Work order:
Using the data below, return every line that holds the word "avatar".

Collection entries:
---------------

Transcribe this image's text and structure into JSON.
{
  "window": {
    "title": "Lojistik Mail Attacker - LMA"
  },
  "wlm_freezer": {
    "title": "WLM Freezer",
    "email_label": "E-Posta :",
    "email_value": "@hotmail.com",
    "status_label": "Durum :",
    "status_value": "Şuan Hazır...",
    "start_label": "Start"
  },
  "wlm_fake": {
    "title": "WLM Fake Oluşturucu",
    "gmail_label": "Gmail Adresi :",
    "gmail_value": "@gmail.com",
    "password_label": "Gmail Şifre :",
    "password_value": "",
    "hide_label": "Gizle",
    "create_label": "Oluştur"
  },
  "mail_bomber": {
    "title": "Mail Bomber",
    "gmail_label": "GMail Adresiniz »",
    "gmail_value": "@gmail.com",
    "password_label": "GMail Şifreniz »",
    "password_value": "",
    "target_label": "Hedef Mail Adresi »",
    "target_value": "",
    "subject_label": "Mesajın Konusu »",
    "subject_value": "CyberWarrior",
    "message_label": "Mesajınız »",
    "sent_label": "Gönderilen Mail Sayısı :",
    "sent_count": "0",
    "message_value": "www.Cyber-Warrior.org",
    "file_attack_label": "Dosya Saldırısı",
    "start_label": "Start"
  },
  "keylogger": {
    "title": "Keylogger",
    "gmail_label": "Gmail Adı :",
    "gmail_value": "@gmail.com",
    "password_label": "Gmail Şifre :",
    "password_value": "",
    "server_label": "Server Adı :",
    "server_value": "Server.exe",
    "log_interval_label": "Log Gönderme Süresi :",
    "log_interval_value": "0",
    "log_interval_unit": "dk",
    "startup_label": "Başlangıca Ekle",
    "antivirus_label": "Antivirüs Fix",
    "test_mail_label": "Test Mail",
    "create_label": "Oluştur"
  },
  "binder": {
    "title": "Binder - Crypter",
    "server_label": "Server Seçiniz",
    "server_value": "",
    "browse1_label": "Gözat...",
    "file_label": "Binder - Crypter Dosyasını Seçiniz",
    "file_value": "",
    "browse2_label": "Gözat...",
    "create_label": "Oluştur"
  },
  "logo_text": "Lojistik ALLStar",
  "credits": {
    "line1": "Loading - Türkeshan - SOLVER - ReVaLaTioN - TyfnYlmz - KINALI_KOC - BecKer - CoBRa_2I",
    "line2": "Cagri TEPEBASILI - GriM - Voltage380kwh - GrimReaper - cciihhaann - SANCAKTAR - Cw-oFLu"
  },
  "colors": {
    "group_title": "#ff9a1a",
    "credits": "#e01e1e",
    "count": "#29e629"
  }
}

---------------

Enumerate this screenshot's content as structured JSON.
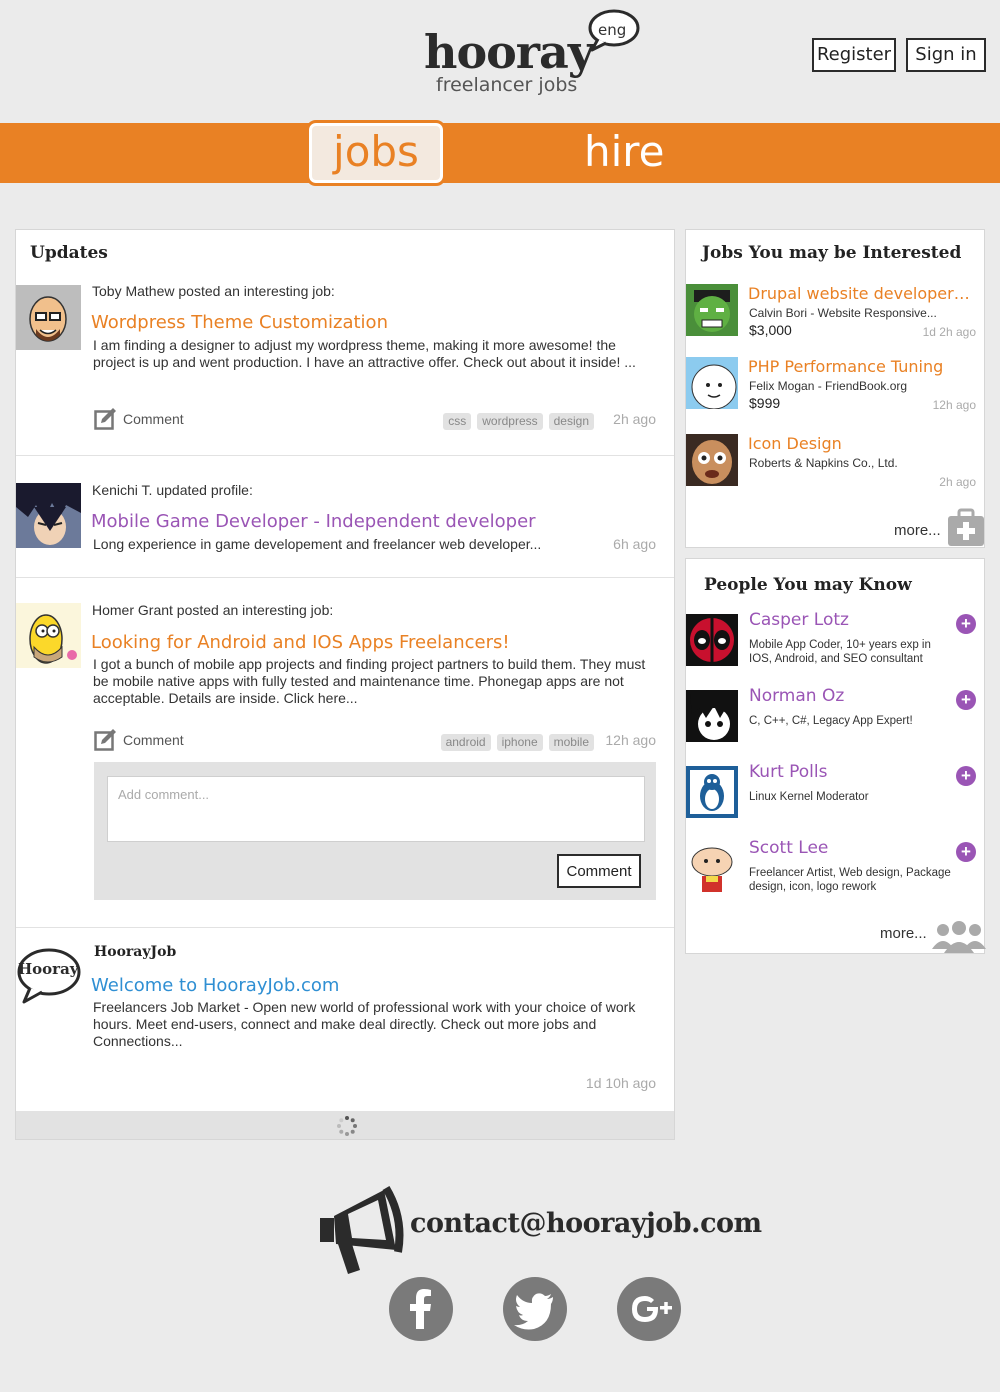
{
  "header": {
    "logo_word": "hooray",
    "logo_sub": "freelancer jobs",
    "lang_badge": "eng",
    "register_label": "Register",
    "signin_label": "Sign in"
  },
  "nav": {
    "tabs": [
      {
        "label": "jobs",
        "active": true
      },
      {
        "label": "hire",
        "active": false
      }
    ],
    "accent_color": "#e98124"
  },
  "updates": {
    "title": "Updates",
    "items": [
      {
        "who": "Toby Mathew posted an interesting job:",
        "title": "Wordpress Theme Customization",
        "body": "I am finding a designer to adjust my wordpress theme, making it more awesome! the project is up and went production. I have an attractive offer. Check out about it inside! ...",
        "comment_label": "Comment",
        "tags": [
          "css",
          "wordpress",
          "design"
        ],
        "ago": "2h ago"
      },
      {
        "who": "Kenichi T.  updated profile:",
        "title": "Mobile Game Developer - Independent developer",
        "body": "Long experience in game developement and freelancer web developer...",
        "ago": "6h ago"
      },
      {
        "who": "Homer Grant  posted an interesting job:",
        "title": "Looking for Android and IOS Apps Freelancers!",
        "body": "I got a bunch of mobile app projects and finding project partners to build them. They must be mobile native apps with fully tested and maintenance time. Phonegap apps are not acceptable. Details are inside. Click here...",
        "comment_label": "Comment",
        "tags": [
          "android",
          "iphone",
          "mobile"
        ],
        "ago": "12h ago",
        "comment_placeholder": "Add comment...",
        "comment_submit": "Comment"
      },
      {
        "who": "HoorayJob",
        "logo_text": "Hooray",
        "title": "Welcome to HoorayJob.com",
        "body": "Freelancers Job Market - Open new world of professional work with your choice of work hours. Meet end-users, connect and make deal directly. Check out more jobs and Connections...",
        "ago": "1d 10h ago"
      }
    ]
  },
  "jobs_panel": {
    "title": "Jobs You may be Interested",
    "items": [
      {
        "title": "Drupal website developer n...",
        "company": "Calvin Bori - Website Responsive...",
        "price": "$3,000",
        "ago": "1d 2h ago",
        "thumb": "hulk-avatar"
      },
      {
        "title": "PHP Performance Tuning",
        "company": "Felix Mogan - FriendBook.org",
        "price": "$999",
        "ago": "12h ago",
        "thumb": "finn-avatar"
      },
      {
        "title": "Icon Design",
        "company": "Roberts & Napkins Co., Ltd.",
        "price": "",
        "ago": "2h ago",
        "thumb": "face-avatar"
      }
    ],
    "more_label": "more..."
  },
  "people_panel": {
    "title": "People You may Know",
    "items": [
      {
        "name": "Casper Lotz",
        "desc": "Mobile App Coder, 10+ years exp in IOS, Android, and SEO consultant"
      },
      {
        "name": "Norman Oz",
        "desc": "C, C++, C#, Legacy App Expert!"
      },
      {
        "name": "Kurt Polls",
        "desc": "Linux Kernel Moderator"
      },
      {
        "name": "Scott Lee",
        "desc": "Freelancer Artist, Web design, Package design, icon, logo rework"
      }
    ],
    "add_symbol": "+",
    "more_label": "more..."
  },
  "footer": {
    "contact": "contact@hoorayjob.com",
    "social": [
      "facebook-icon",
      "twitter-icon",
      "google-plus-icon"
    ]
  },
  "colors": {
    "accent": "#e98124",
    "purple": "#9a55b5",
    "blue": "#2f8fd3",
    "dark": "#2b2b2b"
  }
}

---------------

Task answer:
        "thumb": "hulk-avatar"
        "thumb": "finn-avatar"
        "thumb": "face-avatar"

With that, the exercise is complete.